  4. I wish I could have been more like you when my boys were growing up. Maybe they would be friends now that they’re adults. You are a wise woman.

  5. Pingback: ProWomanProLife » One mother’s response to bullying

  6. You sound like a woman who found the right kind of warrior within! Thank you for sharing. Sometimes we don’t confront when we should, simply because we don’t know how to talk about the problem. You’ve been a great example of truth and grace. Blessings!

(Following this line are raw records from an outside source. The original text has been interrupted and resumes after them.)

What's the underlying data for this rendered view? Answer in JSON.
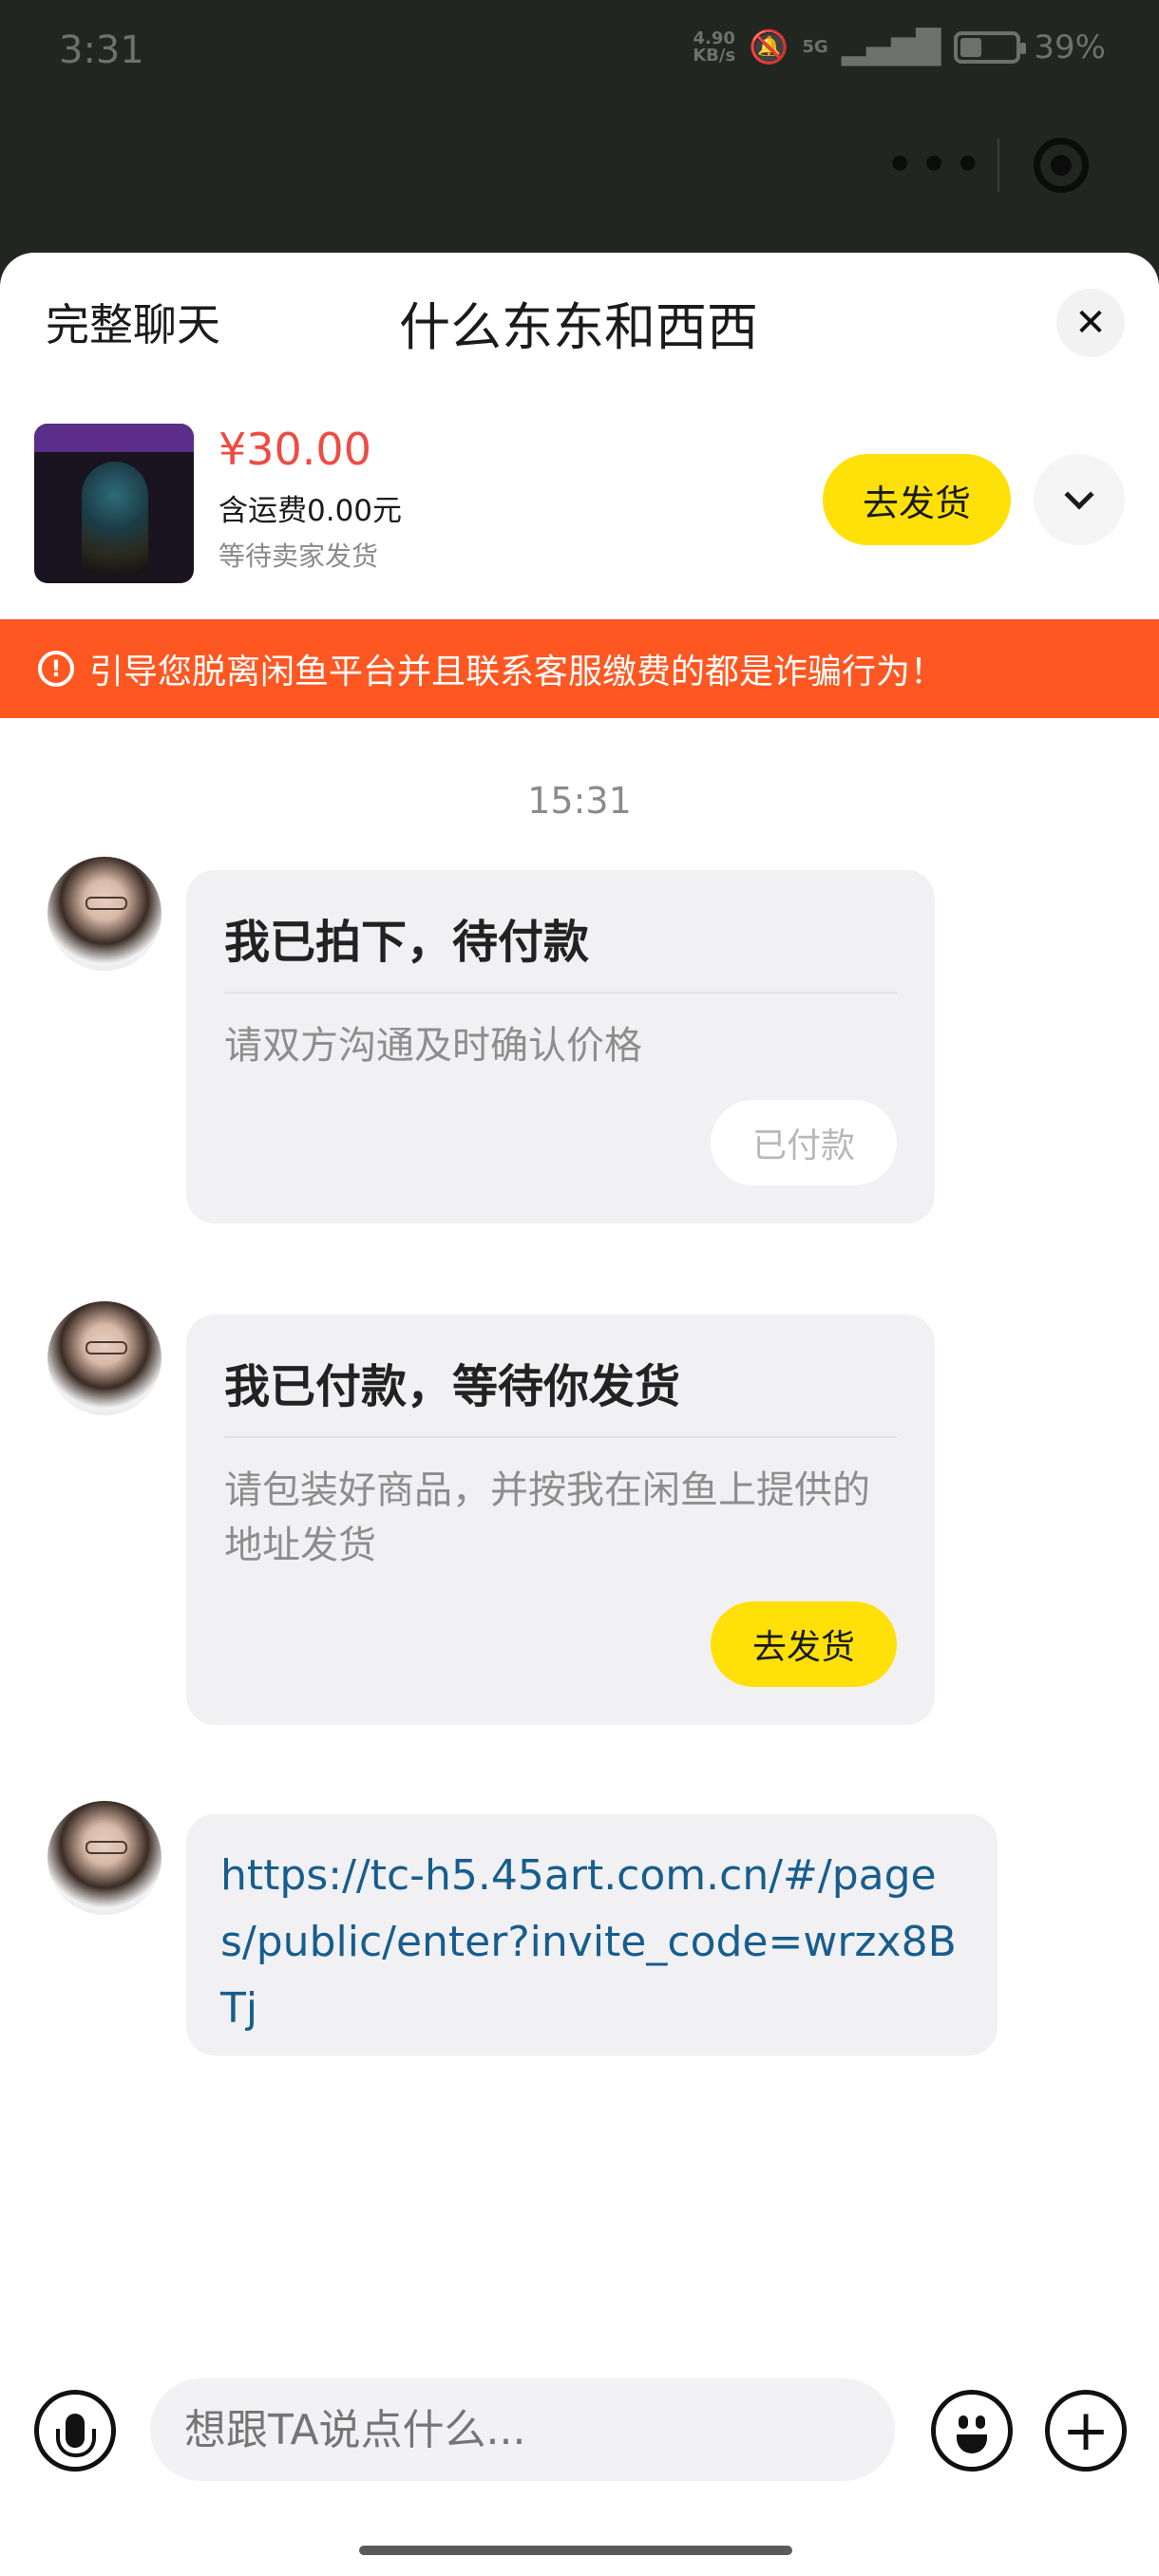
{
  "status_bar": {
    "time": "3:31",
    "net_speed_value": "4.90",
    "net_speed_unit": "KB/s",
    "signal": "5G",
    "battery_level": 0.39,
    "battery_percent": "39%"
  },
  "header": {
    "left_title": "完整聊天",
    "title": "什么东东和西西"
  },
  "product": {
    "price": "¥30.00",
    "shipping": "含运费0.00元",
    "status": "等待卖家发货",
    "ship_button": "去发货"
  },
  "warning": {
    "text": "引导您脱离闲鱼平台并且联系客服缴费的都是诈骗行为！"
  },
  "chat": {
    "timestamp": "15:31",
    "messages": [
      {
        "type": "card",
        "title": "我已拍下，待付款",
        "subtitle": "请双方沟通及时确认价格",
        "button": "已付款"
      },
      {
        "type": "card",
        "title": "我已付款，等待你发货",
        "subtitle": "请包装好商品，并按我在闲鱼上提供的地址发货",
        "button": "去发货"
      },
      {
        "type": "link",
        "text": "https://tc-h5.45art.com.cn/#/pages/public/enter?invite_code=wrzx8BTj"
      }
    ]
  },
  "composer": {
    "placeholder": "想跟TA说点什么..."
  },
  "colors": {
    "accent_yellow": "#ffe109",
    "warning_orange": "#ff5722",
    "price_red": "#ef4b43",
    "link_blue": "#175d8e"
  }
}
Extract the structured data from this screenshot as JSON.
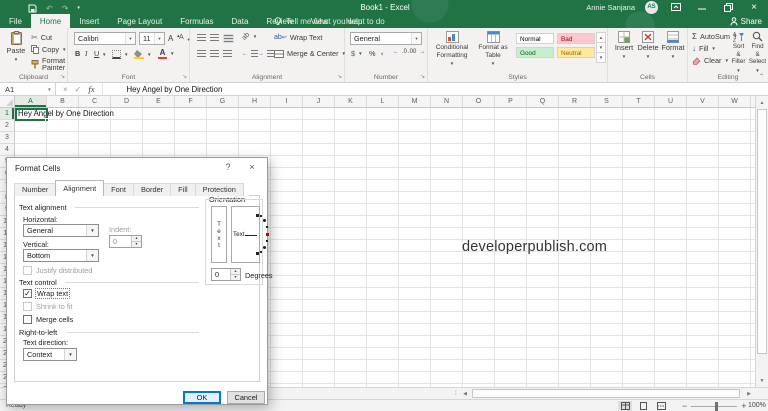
{
  "colors": {
    "excel_green": "#217346",
    "selection_border": "#217346",
    "ok_focus_border": "#0078d7",
    "style_bad_bg": "#ffc7ce",
    "style_bad_fg": "#9c0006",
    "style_good_bg": "#c6efce",
    "style_good_fg": "#006100",
    "style_neutral_bg": "#ffeb9c",
    "style_neutral_fg": "#9c6500",
    "style_normal_bg": "#ffffff",
    "style_normal_fg": "#000000"
  },
  "titlebar": {
    "title": "Book1 - Excel",
    "user_name": "Annie Sanjana",
    "user_initials": "AS"
  },
  "menu": {
    "tabs": [
      {
        "label": "File",
        "active": false
      },
      {
        "label": "Home",
        "active": true
      },
      {
        "label": "Insert",
        "active": false
      },
      {
        "label": "Page Layout",
        "active": false
      },
      {
        "label": "Formulas",
        "active": false
      },
      {
        "label": "Data",
        "active": false
      },
      {
        "label": "Review",
        "active": false
      },
      {
        "label": "View",
        "active": false
      },
      {
        "label": "Help",
        "active": false
      }
    ],
    "tell_me": "Tell me what you want to do",
    "share_label": "Share"
  },
  "ribbon": {
    "clipboard": {
      "group_label": "Clipboard",
      "paste_label": "Paste",
      "cut_label": "Cut",
      "copy_label": "Copy",
      "format_painter_label": "Format Painter"
    },
    "font": {
      "group_label": "Font",
      "font_name": "Calibri",
      "font_size": "11",
      "bold": "B",
      "italic": "I",
      "underline": "U"
    },
    "alignment": {
      "group_label": "Alignment",
      "wrap_text_label": "Wrap Text",
      "merge_center_label": "Merge & Center"
    },
    "number": {
      "group_label": "Number",
      "format_value": "General",
      "accounting": "$",
      "percent": "%",
      "comma": ",",
      "inc_decimal": ".0",
      "dec_decimal": ".00"
    },
    "styles": {
      "group_label": "Styles",
      "conditional_label": "Conditional Formatting",
      "format_table_label": "Format as Table",
      "gallery": [
        {
          "name": "Normal",
          "bg": "#ffffff",
          "fg": "#000000"
        },
        {
          "name": "Bad",
          "bg": "#ffc7ce",
          "fg": "#9c0006"
        },
        {
          "name": "Good",
          "bg": "#c6efce",
          "fg": "#006100"
        },
        {
          "name": "Neutral",
          "bg": "#ffeb9c",
          "fg": "#9c6500"
        }
      ]
    },
    "cells": {
      "group_label": "Cells",
      "insert_label": "Insert",
      "delete_label": "Delete",
      "format_label": "Format"
    },
    "editing": {
      "group_label": "Editing",
      "autosum_label": "AutoSum",
      "fill_label": "Fill",
      "clear_label": "Clear",
      "sort_label": "Sort & Filter",
      "find_label": "Find & Select"
    }
  },
  "formula_bar": {
    "name_box": "A1",
    "fx_label": "fx",
    "value": "Hey Angel by One Direction"
  },
  "grid": {
    "columns": [
      "A",
      "B",
      "C",
      "D",
      "E",
      "F",
      "G",
      "H",
      "I",
      "J",
      "K",
      "L",
      "M",
      "N",
      "O",
      "P",
      "Q",
      "R",
      "S",
      "T",
      "U",
      "V",
      "W"
    ],
    "row_count": 24,
    "selected_column": "A",
    "selected_row": 1,
    "a1_text": "Hey Angel by One Direction",
    "watermark": "developerpublish.com"
  },
  "dialog": {
    "title": "Format Cells",
    "help": "?",
    "close": "×",
    "tabs": [
      "Number",
      "Alignment",
      "Font",
      "Border",
      "Fill",
      "Protection"
    ],
    "active_tab": "Alignment",
    "text_alignment": {
      "legend": "Text alignment",
      "horizontal_label": "Horizontal:",
      "horizontal_value": "General",
      "indent_label": "Indent:",
      "indent_value": "0",
      "vertical_label": "Vertical:",
      "vertical_value": "Bottom",
      "justify_label": "Justify distributed"
    },
    "orientation": {
      "legend": "Orientation",
      "vertical_text": "Text",
      "needle_text": "Text",
      "degrees_value": "0",
      "degrees_label": "Degrees"
    },
    "text_control": {
      "legend": "Text control",
      "wrap_label": "Wrap text",
      "shrink_label": "Shrink to fit",
      "merge_label": "Merge cells"
    },
    "rtl": {
      "legend": "Right-to-left",
      "direction_label": "Text direction:",
      "direction_value": "Context"
    },
    "ok_label": "OK",
    "cancel_label": "Cancel"
  },
  "status": {
    "ready": "Ready",
    "zoom_level": "100%"
  }
}
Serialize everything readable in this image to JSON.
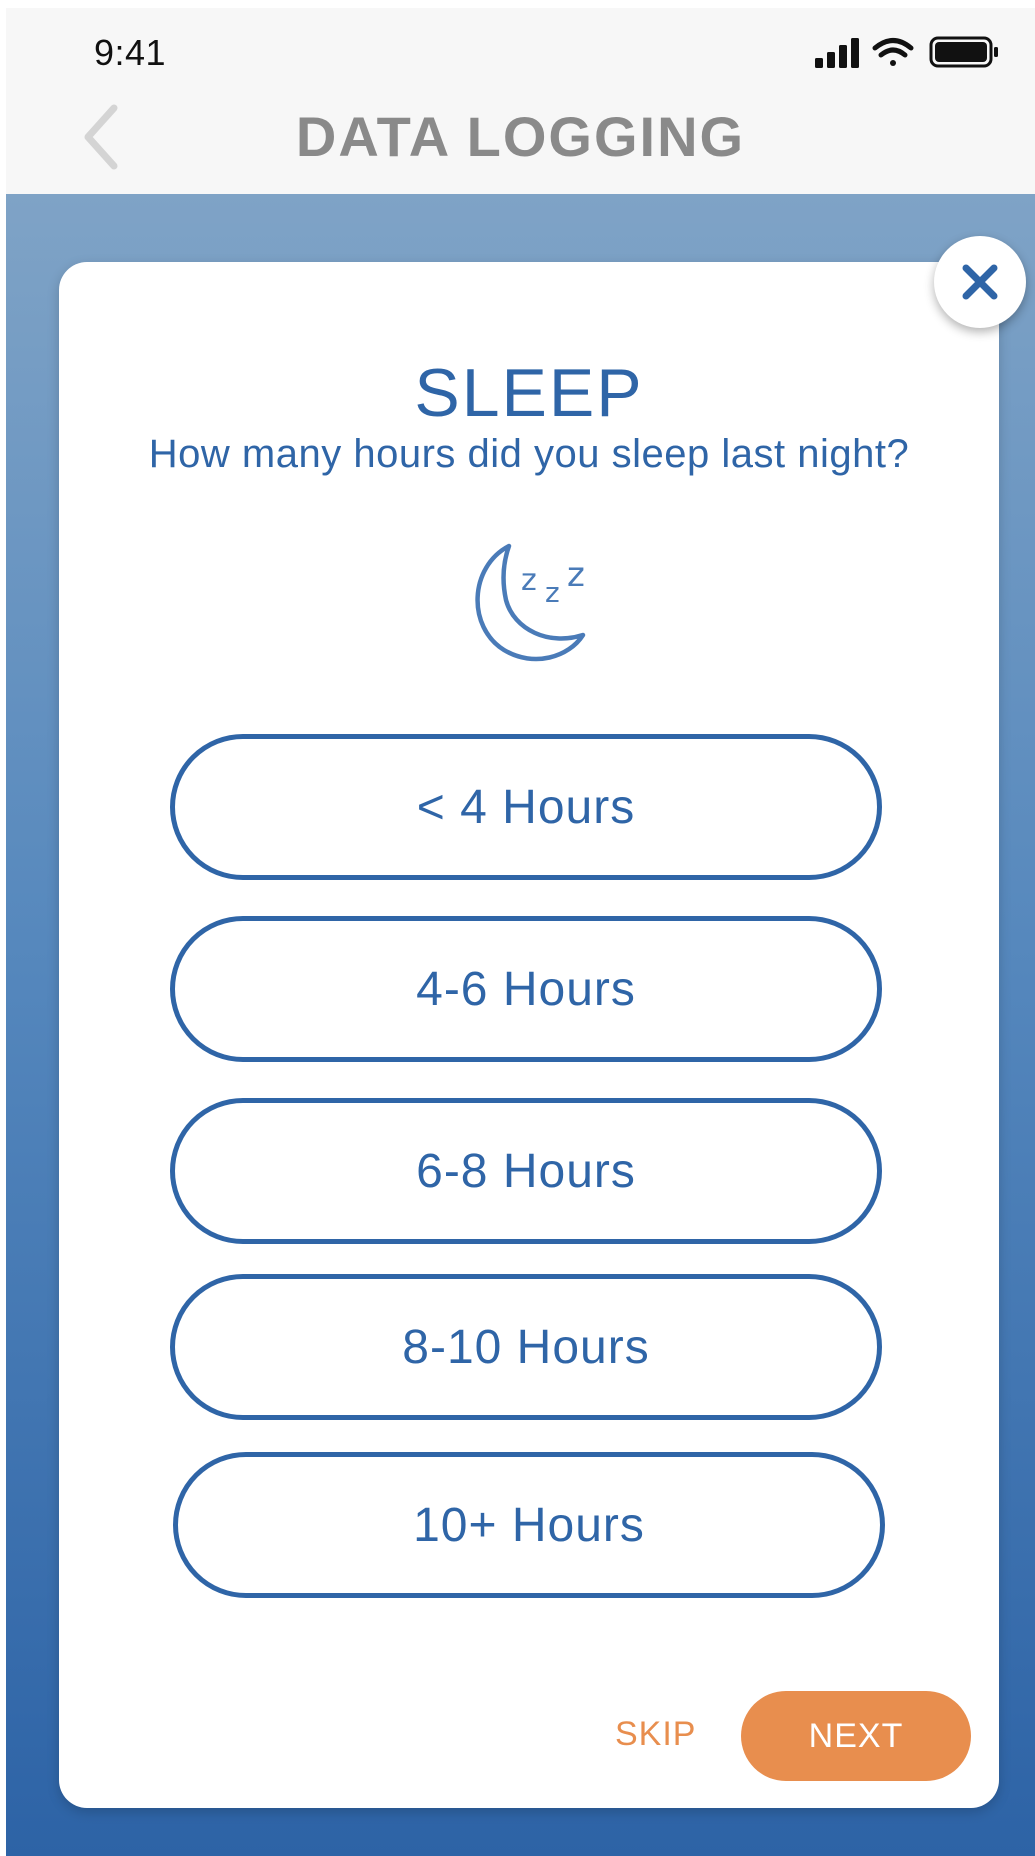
{
  "status_bar": {
    "time": "9:41",
    "icons": [
      "cellular-signal-icon",
      "wifi-icon",
      "battery-icon"
    ]
  },
  "nav": {
    "back_icon": "chevron-left-icon",
    "title": "DATA LOGGING"
  },
  "modal": {
    "close_icon": "close-icon",
    "title": "SLEEP",
    "subtitle": "How many hours did you sleep last night?",
    "illustration_icon": "sleeping-moon-icon",
    "options": [
      {
        "label": "< 4 Hours"
      },
      {
        "label": "4-6 Hours"
      },
      {
        "label": "6-8 Hours"
      },
      {
        "label": "8-10 Hours"
      },
      {
        "label": "10+ Hours"
      }
    ],
    "skip_label": "SKIP",
    "next_label": "NEXT"
  },
  "colors": {
    "primary_blue": "#2f65a7",
    "accent_orange": "#e88e4e",
    "nav_title_gray": "#8a8a8a",
    "gradient_top": "#7fa3c6",
    "gradient_bottom": "#2d63a6"
  }
}
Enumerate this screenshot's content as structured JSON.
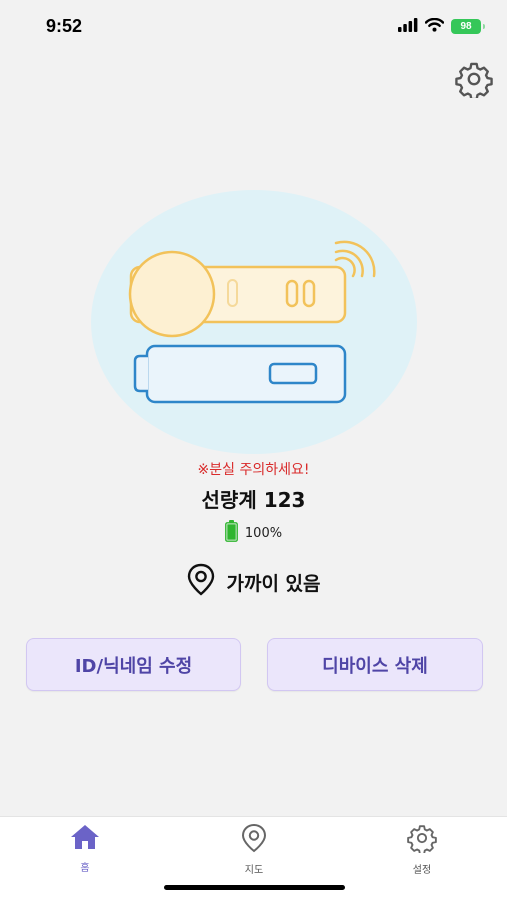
{
  "status_bar": {
    "time": "9:52",
    "battery_level": "98",
    "battery_color": "#35c759",
    "icons": [
      "signal-icon",
      "wifi-icon",
      "battery-icon"
    ]
  },
  "header": {
    "settings_icon": "gear-icon"
  },
  "device": {
    "warning": "※분실 주의하세요!",
    "name": "선량계 123",
    "battery_percent": "100%",
    "battery_fill": 1.0,
    "proximity": "가까이 있음"
  },
  "actions": {
    "edit_label": "ID/닉네임 수정",
    "delete_label": "디바이스 삭제"
  },
  "tabs": [
    {
      "label": "홈",
      "icon": "home-icon",
      "active": true
    },
    {
      "label": "지도",
      "icon": "map-pin-icon",
      "active": false
    },
    {
      "label": "설정",
      "icon": "gear-icon",
      "active": false
    }
  ],
  "colors": {
    "accent": "#6b63c7",
    "button_bg": "#ebe6fb",
    "warning": "#d92b2b",
    "device_yellow": "#f2c25a",
    "device_blue": "#2e86c9"
  }
}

  7. This one brought tears to my eyes, especially the part about you having a fierce momma of your own, because as grown as our “children” get, we will always, always be their fierce protectors. In different ways, over the years, but still. And your story made me think about the protectiveness I have always felt over my two younger sisters, as children and as adults. It would have been easy and understandable if you didn’t cross the street and talk to the other kids’ parent – but parenting isn’t easy, is it? I’m impressed with the words you thought of to use with the girls; without a doubt, all four children will always remember what happened today because of your actions and your words.

Comments are closed.